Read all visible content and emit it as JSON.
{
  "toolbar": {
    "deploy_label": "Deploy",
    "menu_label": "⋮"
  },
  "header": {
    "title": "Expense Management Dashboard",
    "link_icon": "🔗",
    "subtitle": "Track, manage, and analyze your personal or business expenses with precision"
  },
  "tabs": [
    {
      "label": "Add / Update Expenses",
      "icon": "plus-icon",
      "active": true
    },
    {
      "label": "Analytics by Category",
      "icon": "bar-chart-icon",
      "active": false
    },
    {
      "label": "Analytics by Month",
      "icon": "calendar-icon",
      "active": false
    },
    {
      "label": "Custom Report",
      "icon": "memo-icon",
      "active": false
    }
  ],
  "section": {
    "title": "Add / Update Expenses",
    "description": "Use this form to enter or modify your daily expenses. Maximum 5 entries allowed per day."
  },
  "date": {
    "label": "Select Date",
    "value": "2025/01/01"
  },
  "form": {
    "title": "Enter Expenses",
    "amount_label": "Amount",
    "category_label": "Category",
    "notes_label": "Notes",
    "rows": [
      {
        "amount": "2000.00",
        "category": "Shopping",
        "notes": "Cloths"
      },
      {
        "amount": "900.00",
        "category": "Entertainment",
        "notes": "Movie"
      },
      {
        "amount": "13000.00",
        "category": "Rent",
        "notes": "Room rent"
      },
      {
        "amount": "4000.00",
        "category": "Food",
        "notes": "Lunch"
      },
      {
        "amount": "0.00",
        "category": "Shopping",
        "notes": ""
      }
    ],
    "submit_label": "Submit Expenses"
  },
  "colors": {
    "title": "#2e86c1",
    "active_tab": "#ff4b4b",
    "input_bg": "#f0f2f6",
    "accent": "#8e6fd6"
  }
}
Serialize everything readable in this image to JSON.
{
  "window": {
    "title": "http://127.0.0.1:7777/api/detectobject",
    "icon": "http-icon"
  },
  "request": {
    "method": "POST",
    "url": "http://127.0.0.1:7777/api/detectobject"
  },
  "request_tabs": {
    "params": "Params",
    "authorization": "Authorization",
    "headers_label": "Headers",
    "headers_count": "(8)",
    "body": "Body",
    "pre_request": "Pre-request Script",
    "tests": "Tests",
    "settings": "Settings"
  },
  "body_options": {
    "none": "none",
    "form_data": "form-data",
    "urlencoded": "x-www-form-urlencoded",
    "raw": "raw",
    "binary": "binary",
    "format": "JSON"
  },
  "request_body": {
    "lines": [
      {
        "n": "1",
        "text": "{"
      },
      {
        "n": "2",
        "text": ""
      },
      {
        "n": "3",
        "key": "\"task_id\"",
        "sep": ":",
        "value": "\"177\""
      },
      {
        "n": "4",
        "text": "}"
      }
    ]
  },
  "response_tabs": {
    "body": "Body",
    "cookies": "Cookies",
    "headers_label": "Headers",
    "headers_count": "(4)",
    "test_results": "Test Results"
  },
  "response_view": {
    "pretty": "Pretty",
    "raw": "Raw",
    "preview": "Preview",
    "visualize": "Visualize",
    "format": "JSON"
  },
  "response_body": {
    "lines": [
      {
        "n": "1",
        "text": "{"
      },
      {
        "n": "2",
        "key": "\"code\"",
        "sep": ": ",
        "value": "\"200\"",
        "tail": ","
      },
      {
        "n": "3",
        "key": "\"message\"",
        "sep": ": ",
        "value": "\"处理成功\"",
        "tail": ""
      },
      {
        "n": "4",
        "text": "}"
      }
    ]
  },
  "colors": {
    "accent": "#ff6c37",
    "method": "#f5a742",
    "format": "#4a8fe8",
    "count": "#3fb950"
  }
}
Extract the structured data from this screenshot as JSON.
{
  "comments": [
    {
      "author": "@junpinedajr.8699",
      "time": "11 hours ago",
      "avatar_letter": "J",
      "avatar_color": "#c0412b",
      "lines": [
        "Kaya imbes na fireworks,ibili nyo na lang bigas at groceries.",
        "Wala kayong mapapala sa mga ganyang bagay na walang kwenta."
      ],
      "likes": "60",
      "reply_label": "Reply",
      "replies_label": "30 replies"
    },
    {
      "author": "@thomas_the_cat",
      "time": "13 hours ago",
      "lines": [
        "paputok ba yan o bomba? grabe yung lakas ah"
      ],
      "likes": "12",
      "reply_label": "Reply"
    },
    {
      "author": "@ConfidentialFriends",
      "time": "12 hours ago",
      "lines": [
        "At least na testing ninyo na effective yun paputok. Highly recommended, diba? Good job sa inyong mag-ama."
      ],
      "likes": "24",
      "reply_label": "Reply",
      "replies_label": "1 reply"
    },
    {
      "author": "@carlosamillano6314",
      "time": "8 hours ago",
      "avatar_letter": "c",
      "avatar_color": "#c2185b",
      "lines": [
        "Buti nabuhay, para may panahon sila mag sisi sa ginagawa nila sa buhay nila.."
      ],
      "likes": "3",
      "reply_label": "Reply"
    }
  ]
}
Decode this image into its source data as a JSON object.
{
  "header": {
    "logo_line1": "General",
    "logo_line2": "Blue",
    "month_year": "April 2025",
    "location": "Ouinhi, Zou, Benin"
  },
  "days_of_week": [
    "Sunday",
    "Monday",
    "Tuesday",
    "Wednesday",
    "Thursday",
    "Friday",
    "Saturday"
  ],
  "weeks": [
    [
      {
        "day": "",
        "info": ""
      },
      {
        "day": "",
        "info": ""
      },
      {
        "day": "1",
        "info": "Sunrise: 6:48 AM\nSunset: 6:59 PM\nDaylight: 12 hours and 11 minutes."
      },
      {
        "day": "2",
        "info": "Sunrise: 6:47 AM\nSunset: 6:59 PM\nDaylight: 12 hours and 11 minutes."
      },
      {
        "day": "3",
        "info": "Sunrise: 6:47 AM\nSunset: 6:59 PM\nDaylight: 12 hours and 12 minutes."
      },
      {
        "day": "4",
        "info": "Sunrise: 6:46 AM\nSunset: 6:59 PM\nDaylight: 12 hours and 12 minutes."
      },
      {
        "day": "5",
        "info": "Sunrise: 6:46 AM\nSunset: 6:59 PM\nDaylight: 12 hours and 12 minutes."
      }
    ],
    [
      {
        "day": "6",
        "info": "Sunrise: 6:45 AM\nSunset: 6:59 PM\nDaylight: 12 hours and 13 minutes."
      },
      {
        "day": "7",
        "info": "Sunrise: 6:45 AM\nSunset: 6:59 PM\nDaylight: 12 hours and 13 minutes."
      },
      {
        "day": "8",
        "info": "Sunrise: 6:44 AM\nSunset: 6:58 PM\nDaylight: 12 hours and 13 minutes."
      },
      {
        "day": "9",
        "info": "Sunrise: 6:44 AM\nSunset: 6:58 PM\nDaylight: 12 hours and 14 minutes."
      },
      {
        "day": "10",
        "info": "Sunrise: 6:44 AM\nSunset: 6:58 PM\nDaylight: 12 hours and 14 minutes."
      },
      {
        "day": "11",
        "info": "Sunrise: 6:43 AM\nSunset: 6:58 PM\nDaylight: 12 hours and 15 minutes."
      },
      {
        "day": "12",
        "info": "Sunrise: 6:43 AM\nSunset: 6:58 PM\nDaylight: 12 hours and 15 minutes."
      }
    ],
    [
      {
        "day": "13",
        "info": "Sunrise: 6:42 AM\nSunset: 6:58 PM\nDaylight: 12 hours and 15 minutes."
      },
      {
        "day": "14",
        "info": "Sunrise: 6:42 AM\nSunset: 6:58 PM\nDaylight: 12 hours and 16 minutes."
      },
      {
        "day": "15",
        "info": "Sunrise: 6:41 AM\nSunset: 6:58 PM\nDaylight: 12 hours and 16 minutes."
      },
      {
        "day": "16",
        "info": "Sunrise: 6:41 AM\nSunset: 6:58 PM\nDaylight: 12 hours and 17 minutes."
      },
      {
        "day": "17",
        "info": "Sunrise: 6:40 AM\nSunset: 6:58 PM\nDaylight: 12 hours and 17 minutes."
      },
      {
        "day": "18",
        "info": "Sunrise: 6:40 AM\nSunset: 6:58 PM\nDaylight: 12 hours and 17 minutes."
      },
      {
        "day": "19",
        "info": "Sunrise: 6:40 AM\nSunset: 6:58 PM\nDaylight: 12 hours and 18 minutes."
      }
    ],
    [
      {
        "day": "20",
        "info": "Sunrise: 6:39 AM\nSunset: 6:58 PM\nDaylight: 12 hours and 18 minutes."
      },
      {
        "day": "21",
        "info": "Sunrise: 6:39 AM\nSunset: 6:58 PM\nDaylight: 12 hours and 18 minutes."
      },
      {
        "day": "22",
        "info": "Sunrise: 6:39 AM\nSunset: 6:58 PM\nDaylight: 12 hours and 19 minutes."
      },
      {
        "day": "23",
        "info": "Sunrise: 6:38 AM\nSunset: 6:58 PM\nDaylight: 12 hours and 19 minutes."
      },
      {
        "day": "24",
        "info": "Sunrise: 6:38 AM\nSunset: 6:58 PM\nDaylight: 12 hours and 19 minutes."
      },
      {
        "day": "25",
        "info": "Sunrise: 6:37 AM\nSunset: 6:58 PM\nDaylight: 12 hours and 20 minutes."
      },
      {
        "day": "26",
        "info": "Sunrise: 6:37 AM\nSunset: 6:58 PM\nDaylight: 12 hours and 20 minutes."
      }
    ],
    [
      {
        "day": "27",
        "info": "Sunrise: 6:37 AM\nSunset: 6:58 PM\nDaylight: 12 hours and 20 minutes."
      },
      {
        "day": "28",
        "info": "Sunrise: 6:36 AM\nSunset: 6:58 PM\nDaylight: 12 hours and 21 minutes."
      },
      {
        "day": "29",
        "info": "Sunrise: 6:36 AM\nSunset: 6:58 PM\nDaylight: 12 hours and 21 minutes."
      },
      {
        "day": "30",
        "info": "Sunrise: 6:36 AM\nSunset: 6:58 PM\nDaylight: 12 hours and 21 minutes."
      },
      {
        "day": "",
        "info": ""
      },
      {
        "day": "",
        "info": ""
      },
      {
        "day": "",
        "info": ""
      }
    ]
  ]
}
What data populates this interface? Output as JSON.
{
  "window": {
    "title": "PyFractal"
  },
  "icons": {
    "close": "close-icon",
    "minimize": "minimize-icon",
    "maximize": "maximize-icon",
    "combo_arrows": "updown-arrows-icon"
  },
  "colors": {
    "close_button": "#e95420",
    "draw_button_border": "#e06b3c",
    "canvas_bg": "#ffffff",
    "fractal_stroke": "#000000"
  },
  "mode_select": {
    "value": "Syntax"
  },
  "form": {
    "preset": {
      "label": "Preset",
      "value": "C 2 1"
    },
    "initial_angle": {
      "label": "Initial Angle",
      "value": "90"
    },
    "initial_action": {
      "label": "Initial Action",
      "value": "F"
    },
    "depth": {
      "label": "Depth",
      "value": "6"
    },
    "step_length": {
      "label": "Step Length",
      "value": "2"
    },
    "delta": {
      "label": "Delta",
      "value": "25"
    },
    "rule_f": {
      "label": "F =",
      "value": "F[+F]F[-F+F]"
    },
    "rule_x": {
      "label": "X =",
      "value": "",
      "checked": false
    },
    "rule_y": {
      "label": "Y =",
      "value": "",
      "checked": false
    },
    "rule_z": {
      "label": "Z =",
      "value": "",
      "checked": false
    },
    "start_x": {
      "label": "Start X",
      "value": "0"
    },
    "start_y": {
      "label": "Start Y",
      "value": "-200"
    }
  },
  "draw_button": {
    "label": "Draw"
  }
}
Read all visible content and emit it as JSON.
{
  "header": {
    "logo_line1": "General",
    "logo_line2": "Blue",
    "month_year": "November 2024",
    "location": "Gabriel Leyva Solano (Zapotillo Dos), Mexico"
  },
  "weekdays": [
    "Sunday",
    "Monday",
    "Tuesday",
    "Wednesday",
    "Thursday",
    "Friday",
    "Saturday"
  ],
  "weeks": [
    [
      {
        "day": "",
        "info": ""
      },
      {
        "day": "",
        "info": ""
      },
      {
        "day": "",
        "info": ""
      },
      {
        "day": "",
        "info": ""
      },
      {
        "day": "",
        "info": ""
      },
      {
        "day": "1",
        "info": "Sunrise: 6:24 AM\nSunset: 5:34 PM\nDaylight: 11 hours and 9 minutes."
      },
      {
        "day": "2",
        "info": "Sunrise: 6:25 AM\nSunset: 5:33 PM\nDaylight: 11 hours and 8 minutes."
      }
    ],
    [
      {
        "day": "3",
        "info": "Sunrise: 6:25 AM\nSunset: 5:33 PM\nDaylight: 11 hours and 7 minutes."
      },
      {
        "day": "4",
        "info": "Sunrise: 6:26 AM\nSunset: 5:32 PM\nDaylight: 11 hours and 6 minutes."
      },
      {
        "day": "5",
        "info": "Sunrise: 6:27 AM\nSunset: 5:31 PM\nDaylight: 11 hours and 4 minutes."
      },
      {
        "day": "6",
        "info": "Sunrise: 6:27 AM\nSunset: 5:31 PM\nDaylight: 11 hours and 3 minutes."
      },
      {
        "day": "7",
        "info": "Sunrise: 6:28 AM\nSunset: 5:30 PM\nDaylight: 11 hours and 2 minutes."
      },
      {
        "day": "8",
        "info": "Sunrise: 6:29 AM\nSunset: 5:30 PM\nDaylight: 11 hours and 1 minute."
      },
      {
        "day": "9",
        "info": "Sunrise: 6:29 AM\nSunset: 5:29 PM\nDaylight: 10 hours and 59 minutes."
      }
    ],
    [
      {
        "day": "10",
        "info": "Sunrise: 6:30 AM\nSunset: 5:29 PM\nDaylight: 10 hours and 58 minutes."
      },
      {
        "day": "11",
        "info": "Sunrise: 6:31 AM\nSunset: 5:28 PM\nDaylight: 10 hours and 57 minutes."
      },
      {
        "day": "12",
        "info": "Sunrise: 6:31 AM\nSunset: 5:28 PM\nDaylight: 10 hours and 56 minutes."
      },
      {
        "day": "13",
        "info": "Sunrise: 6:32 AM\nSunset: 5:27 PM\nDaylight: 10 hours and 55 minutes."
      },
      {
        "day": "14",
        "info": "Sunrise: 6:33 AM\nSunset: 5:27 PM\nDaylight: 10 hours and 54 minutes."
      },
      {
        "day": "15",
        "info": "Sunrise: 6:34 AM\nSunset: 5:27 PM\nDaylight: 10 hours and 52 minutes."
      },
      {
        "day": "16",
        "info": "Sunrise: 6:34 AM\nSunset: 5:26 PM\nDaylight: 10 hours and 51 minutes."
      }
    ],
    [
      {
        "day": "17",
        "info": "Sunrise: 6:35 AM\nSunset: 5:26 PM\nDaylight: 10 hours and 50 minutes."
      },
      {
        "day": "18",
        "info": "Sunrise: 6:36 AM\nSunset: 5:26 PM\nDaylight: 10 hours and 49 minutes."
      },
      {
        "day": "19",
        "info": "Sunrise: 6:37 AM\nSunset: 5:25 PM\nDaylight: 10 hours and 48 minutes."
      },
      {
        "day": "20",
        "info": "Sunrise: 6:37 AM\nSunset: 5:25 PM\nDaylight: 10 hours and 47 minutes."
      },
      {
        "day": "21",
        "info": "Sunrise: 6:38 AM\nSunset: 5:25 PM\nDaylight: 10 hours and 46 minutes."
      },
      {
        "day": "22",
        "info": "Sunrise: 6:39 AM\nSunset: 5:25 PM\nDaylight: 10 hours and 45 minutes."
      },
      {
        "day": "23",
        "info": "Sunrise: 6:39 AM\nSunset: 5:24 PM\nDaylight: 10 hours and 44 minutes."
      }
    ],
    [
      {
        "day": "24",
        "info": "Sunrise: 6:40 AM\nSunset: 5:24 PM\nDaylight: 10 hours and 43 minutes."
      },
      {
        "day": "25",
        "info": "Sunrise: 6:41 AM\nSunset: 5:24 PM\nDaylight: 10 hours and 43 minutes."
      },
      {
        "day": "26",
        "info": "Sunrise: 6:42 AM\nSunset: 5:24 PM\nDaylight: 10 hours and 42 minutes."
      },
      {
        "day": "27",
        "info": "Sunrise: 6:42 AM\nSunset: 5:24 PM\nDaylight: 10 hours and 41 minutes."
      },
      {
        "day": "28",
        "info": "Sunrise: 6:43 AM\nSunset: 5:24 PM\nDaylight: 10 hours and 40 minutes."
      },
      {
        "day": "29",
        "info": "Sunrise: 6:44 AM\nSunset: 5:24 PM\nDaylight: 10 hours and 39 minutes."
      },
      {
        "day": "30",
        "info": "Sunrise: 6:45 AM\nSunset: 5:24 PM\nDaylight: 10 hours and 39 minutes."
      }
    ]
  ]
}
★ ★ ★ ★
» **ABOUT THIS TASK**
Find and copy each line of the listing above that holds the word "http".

» **SOLUTION TO THIS PROBLEM**
    "title": "http://127.0.0.1:7777/api/detectobject",
    "icon": "http-icon"
    "url": "http://127.0.0.1:7777/api/detectobject"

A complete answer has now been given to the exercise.